▸ Task
Search the entries for the word "data" and report each line that has it.

-- Opening Marker --

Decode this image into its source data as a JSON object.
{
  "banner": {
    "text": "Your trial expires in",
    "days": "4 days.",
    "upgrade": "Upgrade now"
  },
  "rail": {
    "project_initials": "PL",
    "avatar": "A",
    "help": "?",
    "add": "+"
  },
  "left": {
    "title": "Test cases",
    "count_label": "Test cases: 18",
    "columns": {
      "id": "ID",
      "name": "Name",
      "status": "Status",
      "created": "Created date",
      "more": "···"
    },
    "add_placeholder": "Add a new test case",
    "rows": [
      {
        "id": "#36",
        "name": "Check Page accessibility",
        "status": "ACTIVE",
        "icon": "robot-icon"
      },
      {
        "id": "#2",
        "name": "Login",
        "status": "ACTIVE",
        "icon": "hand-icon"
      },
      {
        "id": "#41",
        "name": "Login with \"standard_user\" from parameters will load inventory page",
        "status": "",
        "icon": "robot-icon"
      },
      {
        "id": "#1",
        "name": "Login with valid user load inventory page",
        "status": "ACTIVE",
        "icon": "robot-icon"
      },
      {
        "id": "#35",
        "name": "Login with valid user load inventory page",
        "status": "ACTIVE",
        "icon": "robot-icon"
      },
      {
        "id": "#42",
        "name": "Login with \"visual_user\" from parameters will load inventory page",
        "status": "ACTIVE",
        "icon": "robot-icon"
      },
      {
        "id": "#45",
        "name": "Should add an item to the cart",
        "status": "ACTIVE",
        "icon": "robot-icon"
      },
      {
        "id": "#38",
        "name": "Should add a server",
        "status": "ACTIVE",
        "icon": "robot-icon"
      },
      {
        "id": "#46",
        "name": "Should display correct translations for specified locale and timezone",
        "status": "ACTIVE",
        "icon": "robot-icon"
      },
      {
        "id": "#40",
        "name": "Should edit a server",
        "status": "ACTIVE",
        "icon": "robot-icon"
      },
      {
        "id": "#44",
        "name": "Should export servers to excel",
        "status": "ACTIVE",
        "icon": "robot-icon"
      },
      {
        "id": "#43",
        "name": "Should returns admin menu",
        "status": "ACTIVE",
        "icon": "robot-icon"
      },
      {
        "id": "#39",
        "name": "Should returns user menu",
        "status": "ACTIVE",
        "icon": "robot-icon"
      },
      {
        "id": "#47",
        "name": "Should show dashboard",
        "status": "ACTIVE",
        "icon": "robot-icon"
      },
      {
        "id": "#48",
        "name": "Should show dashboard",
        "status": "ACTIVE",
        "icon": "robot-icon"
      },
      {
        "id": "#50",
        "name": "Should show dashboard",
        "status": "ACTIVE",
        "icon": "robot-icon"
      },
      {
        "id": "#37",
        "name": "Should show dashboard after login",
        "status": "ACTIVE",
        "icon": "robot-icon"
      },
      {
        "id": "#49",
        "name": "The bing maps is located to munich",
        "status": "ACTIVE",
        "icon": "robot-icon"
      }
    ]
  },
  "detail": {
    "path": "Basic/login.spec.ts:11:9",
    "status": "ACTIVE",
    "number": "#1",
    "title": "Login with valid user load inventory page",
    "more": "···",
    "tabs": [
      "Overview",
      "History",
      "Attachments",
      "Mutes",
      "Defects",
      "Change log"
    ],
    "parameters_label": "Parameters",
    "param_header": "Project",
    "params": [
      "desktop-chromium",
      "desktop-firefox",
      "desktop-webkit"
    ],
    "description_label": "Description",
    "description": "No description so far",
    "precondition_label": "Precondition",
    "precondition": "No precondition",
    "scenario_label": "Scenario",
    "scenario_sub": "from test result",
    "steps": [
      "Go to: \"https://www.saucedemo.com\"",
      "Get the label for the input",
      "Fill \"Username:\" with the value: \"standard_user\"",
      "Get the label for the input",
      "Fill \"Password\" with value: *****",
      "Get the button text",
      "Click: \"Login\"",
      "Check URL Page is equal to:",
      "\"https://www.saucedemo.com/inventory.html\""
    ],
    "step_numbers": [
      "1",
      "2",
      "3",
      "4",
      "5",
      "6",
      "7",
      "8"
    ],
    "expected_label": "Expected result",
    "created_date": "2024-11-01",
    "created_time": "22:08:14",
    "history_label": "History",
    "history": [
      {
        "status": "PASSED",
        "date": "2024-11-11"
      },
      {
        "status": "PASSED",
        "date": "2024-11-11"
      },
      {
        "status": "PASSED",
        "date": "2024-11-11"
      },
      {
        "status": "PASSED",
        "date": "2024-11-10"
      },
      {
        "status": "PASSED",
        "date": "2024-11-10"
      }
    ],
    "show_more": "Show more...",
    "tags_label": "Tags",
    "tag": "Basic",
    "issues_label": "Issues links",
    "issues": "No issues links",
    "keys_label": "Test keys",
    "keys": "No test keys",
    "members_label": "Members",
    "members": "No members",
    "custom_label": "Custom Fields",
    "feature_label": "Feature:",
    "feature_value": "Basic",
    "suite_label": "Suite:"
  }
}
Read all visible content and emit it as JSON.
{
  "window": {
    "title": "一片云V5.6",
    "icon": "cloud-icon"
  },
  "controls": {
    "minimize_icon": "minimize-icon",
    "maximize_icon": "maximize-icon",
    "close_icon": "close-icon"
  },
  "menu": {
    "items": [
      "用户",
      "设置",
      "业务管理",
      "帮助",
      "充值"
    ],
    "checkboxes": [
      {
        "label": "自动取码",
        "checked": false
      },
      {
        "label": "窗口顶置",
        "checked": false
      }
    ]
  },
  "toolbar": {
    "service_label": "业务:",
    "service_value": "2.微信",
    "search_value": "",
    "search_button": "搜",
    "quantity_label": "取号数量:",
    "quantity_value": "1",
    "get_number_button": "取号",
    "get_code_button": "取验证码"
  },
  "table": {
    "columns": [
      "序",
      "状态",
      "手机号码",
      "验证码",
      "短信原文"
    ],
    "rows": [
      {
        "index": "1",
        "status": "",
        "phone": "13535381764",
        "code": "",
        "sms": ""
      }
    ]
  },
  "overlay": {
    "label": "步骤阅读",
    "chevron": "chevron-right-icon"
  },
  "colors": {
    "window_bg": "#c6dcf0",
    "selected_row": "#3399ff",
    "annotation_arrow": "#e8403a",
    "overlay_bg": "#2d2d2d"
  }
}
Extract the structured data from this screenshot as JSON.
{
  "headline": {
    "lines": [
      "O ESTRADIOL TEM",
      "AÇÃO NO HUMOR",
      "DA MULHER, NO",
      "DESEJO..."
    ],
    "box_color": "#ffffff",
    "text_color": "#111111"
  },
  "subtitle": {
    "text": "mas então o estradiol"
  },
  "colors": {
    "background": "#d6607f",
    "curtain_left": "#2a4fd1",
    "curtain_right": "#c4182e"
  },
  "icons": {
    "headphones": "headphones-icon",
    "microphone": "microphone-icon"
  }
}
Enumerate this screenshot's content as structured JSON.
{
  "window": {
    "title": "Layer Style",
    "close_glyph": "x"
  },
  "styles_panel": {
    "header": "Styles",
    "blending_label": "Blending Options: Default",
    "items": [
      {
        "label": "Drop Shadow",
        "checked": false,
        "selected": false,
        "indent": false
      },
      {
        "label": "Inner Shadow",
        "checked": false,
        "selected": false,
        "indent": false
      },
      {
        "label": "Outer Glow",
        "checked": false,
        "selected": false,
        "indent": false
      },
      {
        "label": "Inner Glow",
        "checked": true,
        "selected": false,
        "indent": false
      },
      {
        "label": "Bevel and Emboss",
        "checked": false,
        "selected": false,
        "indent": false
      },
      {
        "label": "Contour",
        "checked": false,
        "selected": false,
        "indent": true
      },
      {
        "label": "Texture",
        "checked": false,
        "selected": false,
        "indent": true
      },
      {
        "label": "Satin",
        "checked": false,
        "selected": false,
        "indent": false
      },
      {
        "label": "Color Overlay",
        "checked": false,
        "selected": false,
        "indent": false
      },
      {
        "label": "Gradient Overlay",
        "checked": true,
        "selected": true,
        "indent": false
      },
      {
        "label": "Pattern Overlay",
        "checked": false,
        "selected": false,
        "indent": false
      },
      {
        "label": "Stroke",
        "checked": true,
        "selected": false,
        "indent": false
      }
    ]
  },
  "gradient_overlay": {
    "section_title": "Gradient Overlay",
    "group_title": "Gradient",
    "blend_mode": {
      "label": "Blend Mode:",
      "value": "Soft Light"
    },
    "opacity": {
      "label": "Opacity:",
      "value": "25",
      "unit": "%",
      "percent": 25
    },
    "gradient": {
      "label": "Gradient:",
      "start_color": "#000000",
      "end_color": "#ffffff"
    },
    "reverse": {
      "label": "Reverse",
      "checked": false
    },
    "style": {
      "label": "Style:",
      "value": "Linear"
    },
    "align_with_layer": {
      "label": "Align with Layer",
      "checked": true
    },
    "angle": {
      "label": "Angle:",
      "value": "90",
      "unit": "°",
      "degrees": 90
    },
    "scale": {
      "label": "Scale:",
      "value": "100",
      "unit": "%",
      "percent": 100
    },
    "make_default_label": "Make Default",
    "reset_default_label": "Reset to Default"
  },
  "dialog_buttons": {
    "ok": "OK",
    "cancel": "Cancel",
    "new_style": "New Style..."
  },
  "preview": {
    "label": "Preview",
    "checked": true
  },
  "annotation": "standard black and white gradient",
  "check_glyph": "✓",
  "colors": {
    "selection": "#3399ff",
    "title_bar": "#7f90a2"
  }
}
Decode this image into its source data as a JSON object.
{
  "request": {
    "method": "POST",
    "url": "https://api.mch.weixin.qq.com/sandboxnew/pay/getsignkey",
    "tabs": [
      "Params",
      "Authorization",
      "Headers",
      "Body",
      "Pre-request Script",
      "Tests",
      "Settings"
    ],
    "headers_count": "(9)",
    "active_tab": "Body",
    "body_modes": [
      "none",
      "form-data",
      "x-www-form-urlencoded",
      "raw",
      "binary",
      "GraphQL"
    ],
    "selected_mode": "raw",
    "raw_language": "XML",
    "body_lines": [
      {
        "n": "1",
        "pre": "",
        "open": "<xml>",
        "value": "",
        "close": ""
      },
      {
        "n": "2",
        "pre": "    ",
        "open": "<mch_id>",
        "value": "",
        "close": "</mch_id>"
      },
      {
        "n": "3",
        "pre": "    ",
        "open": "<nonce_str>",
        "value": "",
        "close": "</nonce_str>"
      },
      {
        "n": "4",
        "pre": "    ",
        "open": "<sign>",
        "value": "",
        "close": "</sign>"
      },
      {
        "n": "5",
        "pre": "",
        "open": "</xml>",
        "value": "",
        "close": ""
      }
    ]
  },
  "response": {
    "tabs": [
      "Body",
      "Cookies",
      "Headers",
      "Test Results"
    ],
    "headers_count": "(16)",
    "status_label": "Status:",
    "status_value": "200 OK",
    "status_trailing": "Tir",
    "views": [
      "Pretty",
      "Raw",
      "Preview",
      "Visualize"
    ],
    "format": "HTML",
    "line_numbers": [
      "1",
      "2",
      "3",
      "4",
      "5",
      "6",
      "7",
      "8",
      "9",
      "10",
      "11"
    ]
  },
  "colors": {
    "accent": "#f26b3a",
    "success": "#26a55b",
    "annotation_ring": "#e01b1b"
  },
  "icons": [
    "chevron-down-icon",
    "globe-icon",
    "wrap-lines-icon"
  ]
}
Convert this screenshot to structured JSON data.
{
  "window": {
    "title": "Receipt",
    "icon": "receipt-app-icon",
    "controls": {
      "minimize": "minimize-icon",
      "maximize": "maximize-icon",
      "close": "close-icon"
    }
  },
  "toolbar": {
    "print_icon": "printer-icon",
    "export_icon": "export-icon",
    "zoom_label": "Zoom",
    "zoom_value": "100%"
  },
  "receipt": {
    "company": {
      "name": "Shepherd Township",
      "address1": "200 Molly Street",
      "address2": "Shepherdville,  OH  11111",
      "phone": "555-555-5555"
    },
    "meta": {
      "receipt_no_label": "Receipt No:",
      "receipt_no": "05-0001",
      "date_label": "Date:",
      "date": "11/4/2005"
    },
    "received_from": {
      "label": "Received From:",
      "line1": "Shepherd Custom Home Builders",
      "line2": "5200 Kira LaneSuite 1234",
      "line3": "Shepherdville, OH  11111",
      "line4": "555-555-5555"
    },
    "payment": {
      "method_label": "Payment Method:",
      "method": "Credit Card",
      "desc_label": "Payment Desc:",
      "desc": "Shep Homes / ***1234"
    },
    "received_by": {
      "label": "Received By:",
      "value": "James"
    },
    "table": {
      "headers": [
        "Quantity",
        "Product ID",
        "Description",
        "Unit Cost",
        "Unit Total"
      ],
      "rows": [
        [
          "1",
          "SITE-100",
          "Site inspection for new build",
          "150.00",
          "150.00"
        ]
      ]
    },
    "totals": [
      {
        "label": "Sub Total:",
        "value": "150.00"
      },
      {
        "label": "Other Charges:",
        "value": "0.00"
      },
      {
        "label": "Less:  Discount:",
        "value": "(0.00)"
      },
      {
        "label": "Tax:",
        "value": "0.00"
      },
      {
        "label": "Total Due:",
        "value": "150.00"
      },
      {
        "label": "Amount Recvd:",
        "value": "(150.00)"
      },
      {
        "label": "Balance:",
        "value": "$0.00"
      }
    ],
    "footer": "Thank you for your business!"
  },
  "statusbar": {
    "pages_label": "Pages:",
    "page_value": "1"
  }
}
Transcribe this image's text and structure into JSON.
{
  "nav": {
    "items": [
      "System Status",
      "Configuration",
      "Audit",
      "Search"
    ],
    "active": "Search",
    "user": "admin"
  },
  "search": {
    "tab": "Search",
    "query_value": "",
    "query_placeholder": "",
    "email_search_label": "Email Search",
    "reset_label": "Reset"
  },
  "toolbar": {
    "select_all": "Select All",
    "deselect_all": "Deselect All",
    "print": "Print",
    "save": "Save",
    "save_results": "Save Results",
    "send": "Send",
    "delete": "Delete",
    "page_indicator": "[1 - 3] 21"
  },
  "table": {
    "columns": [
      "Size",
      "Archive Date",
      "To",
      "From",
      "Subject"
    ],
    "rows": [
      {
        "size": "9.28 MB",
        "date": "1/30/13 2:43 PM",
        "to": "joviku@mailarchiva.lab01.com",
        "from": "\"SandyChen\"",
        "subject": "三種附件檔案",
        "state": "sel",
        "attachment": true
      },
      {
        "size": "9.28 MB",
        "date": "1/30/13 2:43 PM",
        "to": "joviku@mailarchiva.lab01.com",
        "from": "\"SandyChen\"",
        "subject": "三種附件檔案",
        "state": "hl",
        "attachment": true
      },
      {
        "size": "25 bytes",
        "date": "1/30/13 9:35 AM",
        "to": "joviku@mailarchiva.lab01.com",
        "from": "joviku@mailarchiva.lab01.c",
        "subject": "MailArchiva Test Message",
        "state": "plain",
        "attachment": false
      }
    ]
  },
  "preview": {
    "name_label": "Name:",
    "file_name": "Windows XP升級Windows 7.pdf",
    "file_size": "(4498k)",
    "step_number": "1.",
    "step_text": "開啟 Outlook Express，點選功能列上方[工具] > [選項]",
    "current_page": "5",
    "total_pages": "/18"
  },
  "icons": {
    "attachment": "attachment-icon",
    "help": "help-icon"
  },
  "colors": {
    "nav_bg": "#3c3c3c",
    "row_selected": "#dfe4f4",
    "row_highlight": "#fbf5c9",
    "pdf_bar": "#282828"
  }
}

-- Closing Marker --

▸ Written solution
Decode this image into its source data as a JSON object.
Extract the structured data from this screenshot as JSON.
Decode this image into its source data as a JSON object.
      "form-data",
Convert this screenshot to structured JSON data.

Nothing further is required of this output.